*** Block opens ***

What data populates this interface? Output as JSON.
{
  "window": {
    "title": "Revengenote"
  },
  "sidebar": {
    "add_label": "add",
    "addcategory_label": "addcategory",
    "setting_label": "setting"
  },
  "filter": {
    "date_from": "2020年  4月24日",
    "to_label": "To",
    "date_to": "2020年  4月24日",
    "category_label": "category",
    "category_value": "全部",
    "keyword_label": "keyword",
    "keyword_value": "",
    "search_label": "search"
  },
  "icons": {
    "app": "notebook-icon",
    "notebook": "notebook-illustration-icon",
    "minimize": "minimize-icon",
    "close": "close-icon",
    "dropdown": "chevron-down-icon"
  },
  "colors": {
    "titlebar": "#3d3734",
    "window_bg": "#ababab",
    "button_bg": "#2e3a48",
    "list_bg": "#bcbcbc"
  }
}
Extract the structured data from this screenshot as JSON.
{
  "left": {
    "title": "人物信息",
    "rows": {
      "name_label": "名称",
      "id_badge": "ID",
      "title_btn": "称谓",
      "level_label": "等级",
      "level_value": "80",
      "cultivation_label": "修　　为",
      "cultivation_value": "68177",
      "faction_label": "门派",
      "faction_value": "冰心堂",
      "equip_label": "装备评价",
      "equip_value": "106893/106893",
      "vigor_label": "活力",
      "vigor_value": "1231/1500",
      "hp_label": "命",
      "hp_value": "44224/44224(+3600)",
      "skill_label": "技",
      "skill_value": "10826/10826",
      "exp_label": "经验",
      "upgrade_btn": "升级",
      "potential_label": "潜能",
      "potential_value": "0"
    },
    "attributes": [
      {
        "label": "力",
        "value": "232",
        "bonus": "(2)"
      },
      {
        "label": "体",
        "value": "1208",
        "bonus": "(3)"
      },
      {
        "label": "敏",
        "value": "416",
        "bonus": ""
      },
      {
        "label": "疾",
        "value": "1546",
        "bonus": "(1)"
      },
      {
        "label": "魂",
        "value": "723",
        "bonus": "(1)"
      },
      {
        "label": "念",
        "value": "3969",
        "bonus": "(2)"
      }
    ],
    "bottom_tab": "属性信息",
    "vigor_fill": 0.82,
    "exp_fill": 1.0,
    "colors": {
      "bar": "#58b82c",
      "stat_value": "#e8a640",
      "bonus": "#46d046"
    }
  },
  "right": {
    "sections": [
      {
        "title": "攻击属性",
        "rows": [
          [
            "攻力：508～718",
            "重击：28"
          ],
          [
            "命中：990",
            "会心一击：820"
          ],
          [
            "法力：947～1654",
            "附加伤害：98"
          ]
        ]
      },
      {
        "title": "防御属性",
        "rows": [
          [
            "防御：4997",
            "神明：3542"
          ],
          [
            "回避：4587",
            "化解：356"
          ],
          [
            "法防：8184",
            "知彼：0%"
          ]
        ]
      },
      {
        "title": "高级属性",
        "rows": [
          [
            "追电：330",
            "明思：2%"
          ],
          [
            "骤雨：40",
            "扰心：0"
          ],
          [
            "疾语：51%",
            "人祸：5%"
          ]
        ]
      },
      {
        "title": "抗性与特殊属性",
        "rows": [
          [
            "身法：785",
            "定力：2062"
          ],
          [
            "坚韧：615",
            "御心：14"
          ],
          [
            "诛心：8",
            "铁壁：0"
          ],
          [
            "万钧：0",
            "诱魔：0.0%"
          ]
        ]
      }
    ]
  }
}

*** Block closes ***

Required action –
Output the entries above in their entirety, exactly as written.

Result of this exercise –
What data populates this interface? Output as JSON.
{
  "window": {
    "title": "Revengenote"
  },
  "sidebar": {
    "add_label": "add",
    "addcategory_label": "addcategory",
    "setting_label": "setting"
  },
  "filter": {
    "date_from": "2020年  4月24日",
    "to_label": "To",
    "date_to": "2020年  4月24日",
    "category_label": "category",
    "category_value": "全部",
    "keyword_label": "keyword",
    "keyword_value": "",
    "search_label": "search"
  },
  "icons": {
    "app": "notebook-icon",
    "notebook": "notebook-illustration-icon",
    "minimize": "minimize-icon",
    "close": "close-icon",
    "dropdown": "chevron-down-icon"
  },
  "colors": {
    "titlebar": "#3d3734",
    "window_bg": "#ababab",
    "button_bg": "#2e3a48",
    "list_bg": "#bcbcbc"
  }
}
Extract the structured data from this screenshot as JSON.
{
  "left": {
    "title": "人物信息",
    "rows": {
      "name_label": "名称",
      "id_badge": "ID",
      "title_btn": "称谓",
      "level_label": "等级",
      "level_value": "80",
      "cultivation_label": "修　　为",
      "cultivation_value": "68177",
      "faction_label": "门派",
      "faction_value": "冰心堂",
      "equip_label": "装备评价",
      "equip_value": "106893/106893",
      "vigor_label": "活力",
      "vigor_value": "1231/1500",
      "hp_label": "命",
      "hp_value": "44224/44224(+3600)",
      "skill_label": "技",
      "skill_value": "10826/10826",
      "exp_label": "经验",
      "upgrade_btn": "升级",
      "potential_label": "潜能",
      "potential_value": "0"
    },
    "attributes": [
      {
        "label": "力",
        "value": "232",
        "bonus": "(2)"
      },
      {
        "label": "体",
        "value": "1208",
        "bonus": "(3)"
      },
      {
        "label": "敏",
        "value": "416",
        "bonus": ""
      },
      {
        "label": "疾",
        "value": "1546",
        "bonus": "(1)"
      },
      {
        "label": "魂",
        "value": "723",
        "bonus": "(1)"
      },
      {
        "label": "念",
        "value": "3969",
        "bonus": "(2)"
      }
    ],
    "bottom_tab": "属性信息",
    "vigor_fill": 0.82,
    "exp_fill": 1.0,
    "colors": {
      "bar": "#58b82c",
      "stat_value": "#e8a640",
      "bonus": "#46d046"
    }
  },
  "right": {
    "sections": [
      {
        "title": "攻击属性",
        "rows": [
          [
            "攻力：508～718",
            "重击：28"
          ],
          [
            "命中：990",
            "会心一击：820"
          ],
          [
            "法力：947～1654",
            "附加伤害：98"
          ]
        ]
      },
      {
        "title": "防御属性",
        "rows": [
          [
            "防御：4997",
            "神明：3542"
          ],
          [
            "回避：4587",
            "化解：356"
          ],
          [
            "法防：8184",
            "知彼：0%"
          ]
        ]
      },
      {
        "title": "高级属性",
        "rows": [
          [
            "追电：330",
            "明思：2%"
          ],
          [
            "骤雨：40",
            "扰心：0"
          ],
          [
            "疾语：51%",
            "人祸：5%"
          ]
        ]
      },
      {
        "title": "抗性与特殊属性",
        "rows": [
          [
            "身法：785",
            "定力：2062"
          ],
          [
            "坚韧：615",
            "御心：14"
          ],
          [
            "诛心：8",
            "铁壁：0"
          ],
          [
            "万钧：0",
            "诱魔：0.0%"
          ]
        ]
      }
    ]
  }
}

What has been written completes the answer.